(UQP Aus). Indispensable and lavish guide to Australia's most famous landforms and sites. Her Archeology of the Dreamtime (Collins) provides background and evidence on the development of Aboriginal society.

Clifford and Dawn Frith publish a range of meticulously photographed booklets on Australia's tropical wildlife from rainforest to the reef (Frith & Frith Aus); the set form a fine overview of the north's fauna.

The Great Barrier Reef.
(David & Charles UK, Readers Digest Aus). Complete rundown on the Reef, lucid and lavishly illustrated. Available in coffee-table format and a slighter, edited edition.

Leigh Hemmings, Bicycle Touring in Australia.
(Cordee UK; Mountaineer Books US). Detailed illustrated guide focuses on a region in each state/territory with gradient profiles and maps plus sections on packing and maintenance.

Oliver Mayo, The Wines of Australia.
(Faber & Faber UK, US). Good introduction to Australian wines and wine makers.

Slater, Field Guide to Australian Birds.
(Weldon Aus). Pocket-sized and easiest to use of the many available guides to Australian birds.

Mark Warren, Atlas of Australian Surfing.
(Angus & Robertson UK, Aus; Harper Collins US). Comprehensive guide to riding the best of Australia's waves .

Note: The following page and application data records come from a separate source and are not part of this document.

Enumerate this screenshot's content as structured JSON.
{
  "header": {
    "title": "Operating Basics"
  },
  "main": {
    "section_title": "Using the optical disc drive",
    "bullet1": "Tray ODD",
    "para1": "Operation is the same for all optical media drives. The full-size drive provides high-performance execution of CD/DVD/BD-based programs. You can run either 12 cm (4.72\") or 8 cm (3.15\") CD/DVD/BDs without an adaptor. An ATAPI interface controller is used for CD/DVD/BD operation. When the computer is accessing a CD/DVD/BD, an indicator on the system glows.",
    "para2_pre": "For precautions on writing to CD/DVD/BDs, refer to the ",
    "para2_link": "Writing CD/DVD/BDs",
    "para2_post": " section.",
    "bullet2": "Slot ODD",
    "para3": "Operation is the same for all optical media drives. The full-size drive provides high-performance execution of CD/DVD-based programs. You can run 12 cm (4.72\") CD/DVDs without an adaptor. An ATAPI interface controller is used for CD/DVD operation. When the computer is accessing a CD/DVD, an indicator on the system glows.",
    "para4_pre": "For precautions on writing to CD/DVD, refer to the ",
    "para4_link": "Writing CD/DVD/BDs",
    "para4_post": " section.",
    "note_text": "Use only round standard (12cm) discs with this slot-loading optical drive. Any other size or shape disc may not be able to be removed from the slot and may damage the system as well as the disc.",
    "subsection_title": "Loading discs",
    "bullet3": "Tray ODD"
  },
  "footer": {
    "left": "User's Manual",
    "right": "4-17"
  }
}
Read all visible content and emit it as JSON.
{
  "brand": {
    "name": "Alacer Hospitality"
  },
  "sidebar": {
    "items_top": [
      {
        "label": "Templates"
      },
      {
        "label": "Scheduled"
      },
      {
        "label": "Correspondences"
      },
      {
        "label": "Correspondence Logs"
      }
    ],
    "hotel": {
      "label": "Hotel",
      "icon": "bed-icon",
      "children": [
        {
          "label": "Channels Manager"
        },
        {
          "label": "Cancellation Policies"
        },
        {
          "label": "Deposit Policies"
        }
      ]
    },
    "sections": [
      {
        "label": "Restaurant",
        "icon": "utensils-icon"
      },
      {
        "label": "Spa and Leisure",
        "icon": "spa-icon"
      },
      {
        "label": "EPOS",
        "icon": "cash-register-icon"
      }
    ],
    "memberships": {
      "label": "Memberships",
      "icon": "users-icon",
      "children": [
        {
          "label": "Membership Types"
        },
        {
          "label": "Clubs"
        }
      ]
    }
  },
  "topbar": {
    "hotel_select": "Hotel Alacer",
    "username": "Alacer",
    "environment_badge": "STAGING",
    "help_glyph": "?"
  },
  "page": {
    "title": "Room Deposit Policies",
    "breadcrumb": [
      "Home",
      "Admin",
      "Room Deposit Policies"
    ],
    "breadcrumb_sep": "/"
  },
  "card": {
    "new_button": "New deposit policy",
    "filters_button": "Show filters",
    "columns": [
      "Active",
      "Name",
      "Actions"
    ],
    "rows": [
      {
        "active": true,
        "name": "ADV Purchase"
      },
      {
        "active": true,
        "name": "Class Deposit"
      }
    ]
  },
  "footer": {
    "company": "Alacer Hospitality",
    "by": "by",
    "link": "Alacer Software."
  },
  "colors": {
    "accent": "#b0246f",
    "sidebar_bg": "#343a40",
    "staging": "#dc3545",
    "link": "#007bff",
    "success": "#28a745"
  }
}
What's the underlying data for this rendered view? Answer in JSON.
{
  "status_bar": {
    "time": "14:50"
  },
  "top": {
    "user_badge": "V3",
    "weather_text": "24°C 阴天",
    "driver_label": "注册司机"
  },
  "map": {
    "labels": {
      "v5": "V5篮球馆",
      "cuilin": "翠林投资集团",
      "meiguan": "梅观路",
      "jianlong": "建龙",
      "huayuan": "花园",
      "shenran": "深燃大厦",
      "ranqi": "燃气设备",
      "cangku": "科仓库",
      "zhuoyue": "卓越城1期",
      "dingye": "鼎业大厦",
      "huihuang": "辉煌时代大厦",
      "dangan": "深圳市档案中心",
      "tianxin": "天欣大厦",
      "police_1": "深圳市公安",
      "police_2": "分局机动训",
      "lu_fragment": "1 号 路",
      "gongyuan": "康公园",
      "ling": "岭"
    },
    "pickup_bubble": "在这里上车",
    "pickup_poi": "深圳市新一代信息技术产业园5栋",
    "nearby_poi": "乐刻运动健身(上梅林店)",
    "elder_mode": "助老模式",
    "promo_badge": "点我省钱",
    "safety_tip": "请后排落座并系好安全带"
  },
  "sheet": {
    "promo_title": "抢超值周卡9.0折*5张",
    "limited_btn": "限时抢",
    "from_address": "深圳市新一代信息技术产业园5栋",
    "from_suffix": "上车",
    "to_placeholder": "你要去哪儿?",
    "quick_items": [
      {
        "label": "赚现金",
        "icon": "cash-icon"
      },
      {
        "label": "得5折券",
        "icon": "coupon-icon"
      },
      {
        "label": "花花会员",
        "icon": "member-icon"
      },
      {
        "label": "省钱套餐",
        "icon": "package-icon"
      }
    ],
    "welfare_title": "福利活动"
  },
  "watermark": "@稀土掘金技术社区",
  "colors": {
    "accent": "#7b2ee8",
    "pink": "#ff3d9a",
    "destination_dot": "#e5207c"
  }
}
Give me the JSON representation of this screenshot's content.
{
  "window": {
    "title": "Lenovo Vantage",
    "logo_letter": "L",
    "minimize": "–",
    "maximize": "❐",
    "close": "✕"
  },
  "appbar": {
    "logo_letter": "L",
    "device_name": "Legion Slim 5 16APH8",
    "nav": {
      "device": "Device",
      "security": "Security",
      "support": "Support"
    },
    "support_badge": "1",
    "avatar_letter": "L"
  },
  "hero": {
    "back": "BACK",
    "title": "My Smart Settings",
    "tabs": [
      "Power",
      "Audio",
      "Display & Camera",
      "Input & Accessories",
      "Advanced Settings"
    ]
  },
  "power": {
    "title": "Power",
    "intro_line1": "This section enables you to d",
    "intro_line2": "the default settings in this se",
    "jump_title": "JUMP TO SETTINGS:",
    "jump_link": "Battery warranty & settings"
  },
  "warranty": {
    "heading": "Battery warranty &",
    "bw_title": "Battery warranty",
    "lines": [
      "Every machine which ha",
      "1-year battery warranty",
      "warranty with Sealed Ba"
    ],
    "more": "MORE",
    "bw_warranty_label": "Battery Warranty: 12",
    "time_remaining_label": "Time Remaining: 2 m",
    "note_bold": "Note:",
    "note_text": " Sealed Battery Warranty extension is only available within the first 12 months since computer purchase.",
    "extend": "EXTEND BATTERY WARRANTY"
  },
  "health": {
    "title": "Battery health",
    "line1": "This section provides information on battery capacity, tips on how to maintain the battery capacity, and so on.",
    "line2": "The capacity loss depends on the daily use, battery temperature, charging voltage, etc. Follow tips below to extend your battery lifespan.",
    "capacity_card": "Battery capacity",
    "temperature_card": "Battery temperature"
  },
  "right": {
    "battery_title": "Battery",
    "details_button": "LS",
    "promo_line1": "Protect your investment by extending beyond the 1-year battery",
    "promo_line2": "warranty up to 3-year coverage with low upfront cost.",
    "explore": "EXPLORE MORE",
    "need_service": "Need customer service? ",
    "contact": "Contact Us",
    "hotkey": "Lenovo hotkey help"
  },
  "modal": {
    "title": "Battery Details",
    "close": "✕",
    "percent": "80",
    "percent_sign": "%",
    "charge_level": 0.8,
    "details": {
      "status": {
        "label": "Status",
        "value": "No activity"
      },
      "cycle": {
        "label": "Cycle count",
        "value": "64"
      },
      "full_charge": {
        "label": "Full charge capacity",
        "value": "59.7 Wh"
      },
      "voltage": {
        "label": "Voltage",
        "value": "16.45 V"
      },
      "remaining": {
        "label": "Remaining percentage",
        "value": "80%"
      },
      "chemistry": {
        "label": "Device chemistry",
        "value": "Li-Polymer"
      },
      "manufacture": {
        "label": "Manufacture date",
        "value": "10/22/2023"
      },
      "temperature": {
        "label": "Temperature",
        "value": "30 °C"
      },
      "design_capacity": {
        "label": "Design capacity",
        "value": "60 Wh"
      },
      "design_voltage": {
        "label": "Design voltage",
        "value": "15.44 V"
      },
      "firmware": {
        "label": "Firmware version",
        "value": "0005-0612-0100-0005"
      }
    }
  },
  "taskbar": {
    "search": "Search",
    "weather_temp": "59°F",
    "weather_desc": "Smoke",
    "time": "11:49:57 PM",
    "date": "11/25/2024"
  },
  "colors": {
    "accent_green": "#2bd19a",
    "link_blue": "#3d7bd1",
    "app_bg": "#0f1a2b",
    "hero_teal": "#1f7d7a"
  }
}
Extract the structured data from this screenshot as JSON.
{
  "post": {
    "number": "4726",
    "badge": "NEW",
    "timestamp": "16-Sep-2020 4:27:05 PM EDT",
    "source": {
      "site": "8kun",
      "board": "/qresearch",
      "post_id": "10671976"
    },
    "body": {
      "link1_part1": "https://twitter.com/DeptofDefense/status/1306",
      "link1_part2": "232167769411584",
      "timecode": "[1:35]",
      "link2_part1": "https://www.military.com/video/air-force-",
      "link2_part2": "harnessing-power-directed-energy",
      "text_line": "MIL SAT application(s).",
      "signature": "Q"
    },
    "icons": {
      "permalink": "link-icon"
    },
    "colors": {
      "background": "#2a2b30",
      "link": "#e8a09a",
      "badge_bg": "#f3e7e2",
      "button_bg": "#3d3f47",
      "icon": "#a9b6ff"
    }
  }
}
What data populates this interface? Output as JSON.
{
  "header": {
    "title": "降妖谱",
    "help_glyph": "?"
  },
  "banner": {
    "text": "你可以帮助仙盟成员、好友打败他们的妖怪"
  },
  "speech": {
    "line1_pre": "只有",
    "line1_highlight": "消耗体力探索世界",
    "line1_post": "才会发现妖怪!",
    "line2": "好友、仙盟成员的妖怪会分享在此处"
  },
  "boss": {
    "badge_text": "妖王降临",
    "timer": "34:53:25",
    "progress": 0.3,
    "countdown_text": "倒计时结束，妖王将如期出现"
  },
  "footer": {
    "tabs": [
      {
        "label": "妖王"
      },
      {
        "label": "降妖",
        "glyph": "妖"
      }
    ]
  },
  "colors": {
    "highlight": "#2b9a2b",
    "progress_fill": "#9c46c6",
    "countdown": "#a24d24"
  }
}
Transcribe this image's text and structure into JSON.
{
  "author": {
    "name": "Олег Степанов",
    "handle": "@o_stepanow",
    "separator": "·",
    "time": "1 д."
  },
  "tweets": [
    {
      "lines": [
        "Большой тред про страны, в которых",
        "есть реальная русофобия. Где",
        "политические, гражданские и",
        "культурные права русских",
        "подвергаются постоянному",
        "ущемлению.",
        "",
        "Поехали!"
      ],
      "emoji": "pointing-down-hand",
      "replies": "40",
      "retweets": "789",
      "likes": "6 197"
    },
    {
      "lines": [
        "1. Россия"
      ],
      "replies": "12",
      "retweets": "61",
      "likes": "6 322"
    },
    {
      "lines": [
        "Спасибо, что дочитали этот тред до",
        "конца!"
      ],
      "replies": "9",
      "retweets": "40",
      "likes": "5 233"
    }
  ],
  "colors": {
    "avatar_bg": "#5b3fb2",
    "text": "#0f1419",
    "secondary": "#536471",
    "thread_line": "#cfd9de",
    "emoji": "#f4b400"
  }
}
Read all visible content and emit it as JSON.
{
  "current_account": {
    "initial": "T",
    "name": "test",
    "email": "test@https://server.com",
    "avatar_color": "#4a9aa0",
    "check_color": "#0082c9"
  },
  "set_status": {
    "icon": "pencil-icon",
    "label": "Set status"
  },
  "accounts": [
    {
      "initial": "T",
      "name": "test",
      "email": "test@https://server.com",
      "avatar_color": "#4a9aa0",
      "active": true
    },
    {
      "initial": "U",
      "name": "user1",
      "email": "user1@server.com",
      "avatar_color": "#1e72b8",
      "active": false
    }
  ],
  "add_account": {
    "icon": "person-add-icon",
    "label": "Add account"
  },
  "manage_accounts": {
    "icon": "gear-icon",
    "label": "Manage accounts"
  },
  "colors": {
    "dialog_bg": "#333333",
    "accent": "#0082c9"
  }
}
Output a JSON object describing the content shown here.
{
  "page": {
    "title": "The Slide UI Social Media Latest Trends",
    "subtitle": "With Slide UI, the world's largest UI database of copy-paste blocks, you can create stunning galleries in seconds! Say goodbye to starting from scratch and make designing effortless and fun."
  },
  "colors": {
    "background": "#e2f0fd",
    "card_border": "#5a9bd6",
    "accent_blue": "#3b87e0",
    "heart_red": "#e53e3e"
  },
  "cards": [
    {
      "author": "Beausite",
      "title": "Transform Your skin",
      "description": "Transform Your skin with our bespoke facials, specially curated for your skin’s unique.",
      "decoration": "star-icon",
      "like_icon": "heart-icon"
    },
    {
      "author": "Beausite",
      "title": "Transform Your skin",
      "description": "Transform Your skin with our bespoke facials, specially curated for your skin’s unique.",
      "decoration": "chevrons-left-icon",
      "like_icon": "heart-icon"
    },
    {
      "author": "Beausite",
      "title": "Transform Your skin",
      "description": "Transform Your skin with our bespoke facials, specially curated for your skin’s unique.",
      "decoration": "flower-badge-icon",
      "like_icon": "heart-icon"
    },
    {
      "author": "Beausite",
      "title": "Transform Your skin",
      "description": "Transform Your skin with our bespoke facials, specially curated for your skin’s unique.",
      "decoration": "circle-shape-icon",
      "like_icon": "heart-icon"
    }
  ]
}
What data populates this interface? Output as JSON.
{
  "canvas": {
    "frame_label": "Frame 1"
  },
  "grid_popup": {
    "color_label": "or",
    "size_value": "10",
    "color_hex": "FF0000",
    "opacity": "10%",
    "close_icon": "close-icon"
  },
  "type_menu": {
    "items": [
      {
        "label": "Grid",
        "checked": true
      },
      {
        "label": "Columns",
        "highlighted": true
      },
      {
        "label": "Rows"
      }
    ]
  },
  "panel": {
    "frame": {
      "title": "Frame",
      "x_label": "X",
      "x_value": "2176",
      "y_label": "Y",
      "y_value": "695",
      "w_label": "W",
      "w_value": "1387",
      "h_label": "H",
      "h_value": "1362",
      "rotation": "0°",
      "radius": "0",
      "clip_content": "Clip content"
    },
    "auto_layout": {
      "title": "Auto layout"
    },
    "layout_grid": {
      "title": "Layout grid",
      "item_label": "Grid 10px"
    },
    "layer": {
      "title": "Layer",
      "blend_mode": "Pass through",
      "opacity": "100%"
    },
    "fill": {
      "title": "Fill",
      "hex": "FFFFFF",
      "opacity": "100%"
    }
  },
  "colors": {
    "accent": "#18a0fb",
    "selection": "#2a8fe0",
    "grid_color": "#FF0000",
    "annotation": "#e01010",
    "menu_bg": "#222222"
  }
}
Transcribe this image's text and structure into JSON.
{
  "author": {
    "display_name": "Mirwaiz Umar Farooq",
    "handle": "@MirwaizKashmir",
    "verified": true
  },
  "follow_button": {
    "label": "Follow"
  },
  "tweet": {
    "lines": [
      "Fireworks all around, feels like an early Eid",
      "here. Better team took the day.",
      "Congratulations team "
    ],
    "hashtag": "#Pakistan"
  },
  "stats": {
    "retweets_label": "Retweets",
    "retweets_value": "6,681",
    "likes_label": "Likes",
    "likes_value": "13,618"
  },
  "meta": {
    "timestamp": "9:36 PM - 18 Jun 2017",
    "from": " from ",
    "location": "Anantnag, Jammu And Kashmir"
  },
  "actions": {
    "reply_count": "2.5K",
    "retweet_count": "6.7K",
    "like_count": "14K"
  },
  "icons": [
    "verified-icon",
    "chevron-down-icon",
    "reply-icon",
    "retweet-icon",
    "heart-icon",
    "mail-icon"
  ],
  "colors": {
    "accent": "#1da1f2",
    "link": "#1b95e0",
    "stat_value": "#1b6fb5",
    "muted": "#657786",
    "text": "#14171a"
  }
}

Mary White, The Greening of Gondwana.
(Reed Aus). Classic work on the evolution of Australia's flora and geography.